The second thing that happened is that someone sent me this video on YouTube:

It’s a hilarious video of a lady trying to make herself a face mask and everything that can go wrong, does.

That’s when I realized that if I have the ability to sew, and have a custom sewing business already set up anyways, I almost have a duty to make masks, so that people who can’t make their own have somewhere to buy one. So, here we are.

If you’re not sold on the idea of wearing a mask, here’s an excellent article in The Atlantic:

The Real Reason to Wear a Mask

Much of the confusion around masks stems from the conflation of two very different uses.

Models show that if 80 percent of people wear masks that are 60 percent effective, easily achievable with cloth, we can get to an effective R₀ of less than one. That’s enough to halt the spread of the disease. Many countries already have more than 80 percent of their population wearing masks in public, including Hong Kong, where most stores deny entry to unmasked customers, and the more than 30 countries that legally require masks in public spaces, such as Israel, Singapore, and the Czech Republic. Mask use in combination with physical distancing is even more powerful.

Daniel wearing a Mask
Surgical-style Mask Prototype 2.0

So I did more research on mask types and designs before ultimately realizing, why reinvent the wheel? Who am I to think that I can come up with a better design in a couple of days, when surgical masks have been in production for years, and are widely used not only in medical professions but in numerous other industries? Rather than try to make a custom design or some contoured shape-fitting mask, why not just make a surgical-style mask, but substituting fabric in place of paper?

The problem I found with a lot of the fabric masks available online is that sometimes they fit well, and other times they don’t. What works best for my face doesn’t necessarily work for all faces. So whether a particular homemade mask fits well or not is largely hit-or-miss. Sometimes they’re too big, too small, too tight, too loose, or “need tweaking” in some way or another. Surgical masks with their three pleat design, on the other hand, allow them to fit more universally across multiple different face shapes and sizes, depending on how much or how little you spread the pleats.

Making surgical-style masks is a lot of work though! It would definitely be quicker and easier for me to make fabric masks without the pleats, and without trying to adhere to the design of a surgical-style mask. But of course, easier and quicker doesn’t mean better.

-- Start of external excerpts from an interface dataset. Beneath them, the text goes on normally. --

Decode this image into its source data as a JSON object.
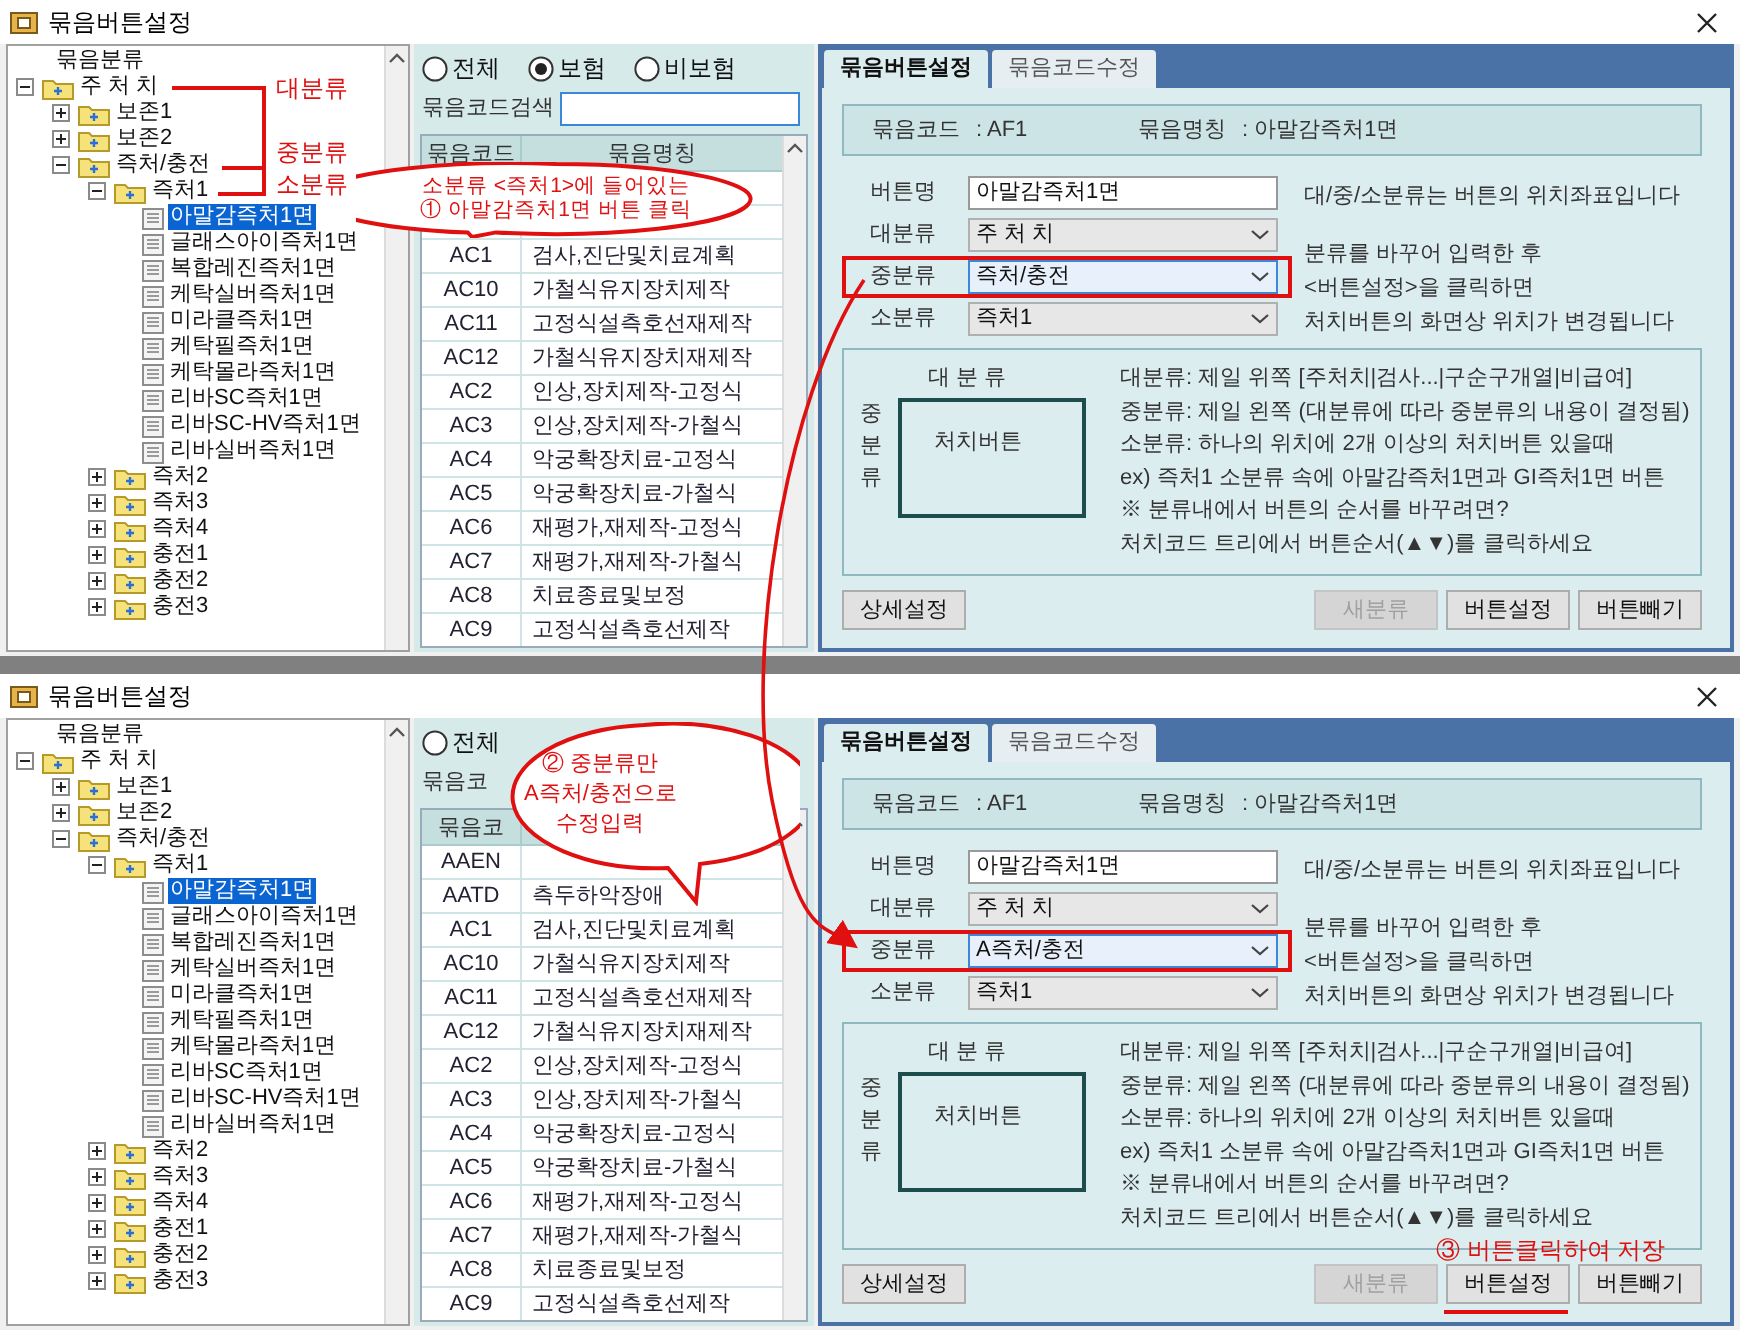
{
  "windows": [
    {
      "title": "묶음버튼설정",
      "tree": {
        "header": "묶음분류",
        "items": [
          {
            "label": "주 처 치",
            "kind": "folder",
            "expanded": true,
            "selected": false,
            "children": [
              {
                "label": "보존1",
                "kind": "folder",
                "expanded": false,
                "selected": false
              },
              {
                "label": "보존2",
                "kind": "folder",
                "expanded": false,
                "selected": false
              },
              {
                "label": "즉처/충전",
                "kind": "folder",
                "expanded": true,
                "selected": false,
                "children": [
                  {
                    "label": "즉처1",
                    "kind": "folder",
                    "expanded": true,
                    "selected": false,
                    "children": [
                      {
                        "label": "아말감즉처1면",
                        "kind": "leaf",
                        "selected": true
                      },
                      {
                        "label": "글래스아이즉처1면",
                        "kind": "leaf",
                        "selected": false
                      },
                      {
                        "label": "복합레진즉처1면",
                        "kind": "leaf",
                        "selected": false
                      },
                      {
                        "label": "케탁실버즉처1면",
                        "kind": "leaf",
                        "selected": false
                      },
                      {
                        "label": "미라클즉처1면",
                        "kind": "leaf",
                        "selected": false
                      },
                      {
                        "label": "케탁필즉처1면",
                        "kind": "leaf",
                        "selected": false
                      },
                      {
                        "label": "케탁몰라즉처1면",
                        "kind": "leaf",
                        "selected": false
                      },
                      {
                        "label": "리바SC즉처1면",
                        "kind": "leaf",
                        "selected": false
                      },
                      {
                        "label": "리바SC-HV즉처1면",
                        "kind": "leaf",
                        "selected": false
                      },
                      {
                        "label": "리바실버즉처1면",
                        "kind": "leaf",
                        "selected": false
                      }
                    ]
                  },
                  {
                    "label": "즉처2",
                    "kind": "folder",
                    "expanded": false,
                    "selected": false
                  },
                  {
                    "label": "즉처3",
                    "kind": "folder",
                    "expanded": false,
                    "selected": false
                  },
                  {
                    "label": "즉처4",
                    "kind": "folder",
                    "expanded": false,
                    "selected": false
                  },
                  {
                    "label": "충전1",
                    "kind": "folder",
                    "expanded": false,
                    "selected": false
                  },
                  {
                    "label": "충전2",
                    "kind": "folder",
                    "expanded": false,
                    "selected": false
                  },
                  {
                    "label": "충전3",
                    "kind": "folder",
                    "expanded": false,
                    "selected": false
                  }
                ]
              }
            ]
          }
        ]
      },
      "filters": [
        {
          "label": "전체",
          "selected": false
        },
        {
          "label": "보험",
          "selected": true
        },
        {
          "label": "비보험",
          "selected": false
        }
      ],
      "search": {
        "label": "묶음코드검색",
        "field": true
      },
      "list": {
        "columns": [
          "묶음코드",
          "묶음명칭"
        ],
        "rows": [
          {},
          {},
          {
            "code": "AC1",
            "name": "검사,진단및치료계획"
          },
          {
            "code": "AC10",
            "name": "가철식유지장치제작"
          },
          {
            "code": "AC11",
            "name": "고정식설측호선재제작"
          },
          {
            "code": "AC12",
            "name": "가철식유지장치재제작"
          },
          {
            "code": "AC2",
            "name": "인상,장치제작-고정식"
          },
          {
            "code": "AC3",
            "name": "인상,장치제작-가철식"
          },
          {
            "code": "AC4",
            "name": "악궁확장치료-고정식"
          },
          {
            "code": "AC5",
            "name": "악궁확장치료-가철식"
          },
          {
            "code": "AC6",
            "name": "재평가,재제작-고정식"
          },
          {
            "code": "AC7",
            "name": "재평가,재제작-가철식"
          },
          {
            "code": "AC8",
            "name": "치료종료및보정"
          },
          {
            "code": "AC9",
            "name": "고정식설측호선제작"
          }
        ]
      },
      "tabs": [
        {
          "label": "묶음버튼설정",
          "selected": true
        },
        {
          "label": "묶음코드수정",
          "selected": false
        }
      ],
      "info": [
        {
          "label": "묶음코드",
          "value": ": AF1"
        },
        {
          "label": "묶음명칭",
          "value": ": 아말감즉처1면"
        }
      ],
      "form": [
        {
          "label": "버튼명",
          "kind": "text",
          "value": "아말감즉처1면",
          "highlighted": false
        },
        {
          "label": "대분류",
          "kind": "select",
          "value": "주 처 치",
          "highlighted": false
        },
        {
          "label": "중분류",
          "kind": "select",
          "value": "즉처/충전",
          "highlighted": true
        },
        {
          "label": "소분류",
          "kind": "select",
          "value": "즉처1",
          "highlighted": false
        }
      ],
      "notes": [
        [
          "대/중/소분류는 버튼의 위치좌표입니다"
        ],
        [
          "분류를 바꾸어 입력한 후",
          "<버튼설정>을 클릭하면",
          "처치버튼의 화면상 위치가 변경됩니다"
        ]
      ],
      "diagram": {
        "top": "대 분 류",
        "side": "중분류",
        "box": "처치버튼"
      },
      "legend": [
        "대분류: 제일 위쪽 [주처치|검사...|구순구개열|비급여]",
        "중분류: 제일 왼쪽 (대분류에 따라 중분류의 내용이 결정됨)",
        "소분류: 하나의 위치에 2개 이상의 처치버튼 있을때",
        "ex) 즉처1 소분류 속에 아말감즉처1면과 GI즉처1면 버튼",
        "※ 분류내에서 버튼의 순서를 바꾸려면?",
        "처치코드 트리에서 버튼순서(▲▼)를 클릭하세요"
      ],
      "buttons": [
        {
          "label": "상세설정",
          "disabled": false
        },
        {
          "label": "새분류",
          "disabled": true
        },
        {
          "label": "버튼설정",
          "disabled": false
        },
        {
          "label": "버튼빼기",
          "disabled": false
        }
      ],
      "annotations": {
        "bracket_labels": [
          "대분류",
          "중분류",
          "소분류"
        ],
        "callout": [
          "소분류 <즉처1>에 들어있는",
          "① 아말감즉처1면 버튼 클릭"
        ]
      }
    },
    {
      "title": "묶음버튼설정",
      "tree": {
        "header": "묶음분류",
        "items": [
          {
            "label": "주 처 치",
            "kind": "folder",
            "expanded": true,
            "selected": false,
            "children": [
              {
                "label": "보존1",
                "kind": "folder",
                "expanded": false,
                "selected": false
              },
              {
                "label": "보존2",
                "kind": "folder",
                "expanded": false,
                "selected": false
              },
              {
                "label": "즉처/충전",
                "kind": "folder",
                "expanded": true,
                "selected": false,
                "children": [
                  {
                    "label": "즉처1",
                    "kind": "folder",
                    "expanded": true,
                    "selected": false,
                    "children": [
                      {
                        "label": "아말감즉처1면",
                        "kind": "leaf",
                        "selected": true
                      },
                      {
                        "label": "글래스아이즉처1면",
                        "kind": "leaf",
                        "selected": false
                      },
                      {
                        "label": "복합레진즉처1면",
                        "kind": "leaf",
                        "selected": false
                      },
                      {
                        "label": "케탁실버즉처1면",
                        "kind": "leaf",
                        "selected": false
                      },
                      {
                        "label": "미라클즉처1면",
                        "kind": "leaf",
                        "selected": false
                      },
                      {
                        "label": "케탁필즉처1면",
                        "kind": "leaf",
                        "selected": false
                      },
                      {
                        "label": "케탁몰라즉처1면",
                        "kind": "leaf",
                        "selected": false
                      },
                      {
                        "label": "리바SC즉처1면",
                        "kind": "leaf",
                        "selected": false
                      },
                      {
                        "label": "리바SC-HV즉처1면",
                        "kind": "leaf",
                        "selected": false
                      },
                      {
                        "label": "리바실버즉처1면",
                        "kind": "leaf",
                        "selected": false
                      }
                    ]
                  },
                  {
                    "label": "즉처2",
                    "kind": "folder",
                    "expanded": false,
                    "selected": false
                  },
                  {
                    "label": "즉처3",
                    "kind": "folder",
                    "expanded": false,
                    "selected": false
                  },
                  {
                    "label": "즉처4",
                    "kind": "folder",
                    "expanded": false,
                    "selected": false
                  },
                  {
                    "label": "충전1",
                    "kind": "folder",
                    "expanded": false,
                    "selected": false
                  },
                  {
                    "label": "충전2",
                    "kind": "folder",
                    "expanded": false,
                    "selected": false
                  },
                  {
                    "label": "충전3",
                    "kind": "folder",
                    "expanded": false,
                    "selected": false
                  }
                ]
              }
            ]
          }
        ]
      },
      "filters": [
        {
          "label": "전체",
          "selected": false
        }
      ],
      "search": {
        "label": "묶음코",
        "field": false
      },
      "list": {
        "columns": [
          "묶음코"
        ],
        "rows": [
          {
            "code": "AAEN"
          },
          {
            "code": "AATD",
            "name": "측두하악장애"
          },
          {
            "code": "AC1",
            "name": "검사,진단및치료계획"
          },
          {
            "code": "AC10",
            "name": "가철식유지장치제작"
          },
          {
            "code": "AC11",
            "name": "고정식설측호선재제작"
          },
          {
            "code": "AC12",
            "name": "가철식유지장치재제작"
          },
          {
            "code": "AC2",
            "name": "인상,장치제작-고정식"
          },
          {
            "code": "AC3",
            "name": "인상,장치제작-가철식"
          },
          {
            "code": "AC4",
            "name": "악궁확장치료-고정식"
          },
          {
            "code": "AC5",
            "name": "악궁확장치료-가철식"
          },
          {
            "code": "AC6",
            "name": "재평가,재제작-고정식"
          },
          {
            "code": "AC7",
            "name": "재평가,재제작-가철식"
          },
          {
            "code": "AC8",
            "name": "치료종료및보정"
          },
          {
            "code": "AC9",
            "name": "고정식설측호선제작"
          }
        ]
      },
      "tabs": [
        {
          "label": "묶음버튼설정",
          "selected": true
        },
        {
          "label": "묶음코드수정",
          "selected": false
        }
      ],
      "info": [
        {
          "label": "묶음코드",
          "value": ": AF1"
        },
        {
          "label": "묶음명칭",
          "value": ": 아말감즉처1면"
        }
      ],
      "form": [
        {
          "label": "버튼명",
          "kind": "text",
          "value": "아말감즉처1면",
          "highlighted": false
        },
        {
          "label": "대분류",
          "kind": "select",
          "value": "주 처 치",
          "highlighted": false
        },
        {
          "label": "중분류",
          "kind": "select",
          "value": "A즉처/충전",
          "highlighted": true
        },
        {
          "label": "소분류",
          "kind": "select",
          "value": "즉처1",
          "highlighted": false
        }
      ],
      "notes": [
        [
          "대/중/소분류는 버튼의 위치좌표입니다"
        ],
        [
          "분류를 바꾸어 입력한 후",
          "<버튼설정>을 클릭하면",
          "처치버튼의 화면상 위치가 변경됩니다"
        ]
      ],
      "diagram": {
        "top": "대 분 류",
        "side": "중분류",
        "box": "처치버튼"
      },
      "legend": [
        "대분류: 제일 위쪽 [주처치|검사...|구순구개열|비급여]",
        "중분류: 제일 왼쪽 (대분류에 따라 중분류의 내용이 결정됨)",
        "소분류: 하나의 위치에 2개 이상의 처치버튼 있을때",
        "ex) 즉처1 소분류 속에 아말감즉처1면과 GI즉처1면 버튼",
        "※ 분류내에서 버튼의 순서를 바꾸려면?",
        "처치코드 트리에서 버튼순서(▲▼)를 클릭하세요"
      ],
      "buttons": [
        {
          "label": "상세설정",
          "disabled": false
        },
        {
          "label": "새분류",
          "disabled": true
        },
        {
          "label": "버튼설정",
          "disabled": false
        },
        {
          "label": "버튼빼기",
          "disabled": false
        }
      ],
      "annotations": {
        "callout": [
          "② 중분류만",
          "A즉처/충전으로",
          "수정입력"
        ],
        "save_note": "③ 버튼클릭하여 저장"
      }
    }
  ]
}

After making a couple of test prototypes and planning out the most efficient way to make them in bulk (not one-by-one), I started by making a small test run of forty masks, mostly so that I could fine tune my production methods and see if/where there was room to make it more efficient.

Masks in Production
Reusable Cotton Masks

The fun part came after making that first test run and packaging them individually. I didn’t realize just how much fun I was going to have taking photos of the masks, and I think they turned out OK!

Reusable Cotton Mask
Reusable Cotton Mask — Rear
Reusable Cotton Mask — Two
Packaged Masks
Packaged Masks
Reusable Cotton Mask — Two
Reusable Cotton Mask on a Mannequin — Side View
Reusable Cotton Mask on a Mannequin
Packaged Masks

These “made in Toronto” surgical-style masks are not medical grade, but are made from all new materials (not recycled bed sheets) and are individually packaged and sealed. They consist of three layers: 100% cotton + non-woven polyester interfacing (that acts as a filter) + 100% cotton. Just like legit surgical-style masks, they have a metal nose wire and soft elastic ear loops. I’ve put several test masks through multiple washes in hot water with colour-safe bleach and they hold up surprisingly well.

Masks in a Box — Front View
Masks in a Box — Rear View
30 Masks in a Box

You can purchase these masks today from Frank’s Pizza House in Toronto (including delivery through UberEATS and SkipTheDishes). One mask for $15, or two for $25.

Stack of Fabric for 100 Masks

Now that my process is fine-tuned and my trial run complete, I’m making masks in batches of 100. I’m going to put much more information on www.masks.to in the coming days and will be launching an online store in the fall.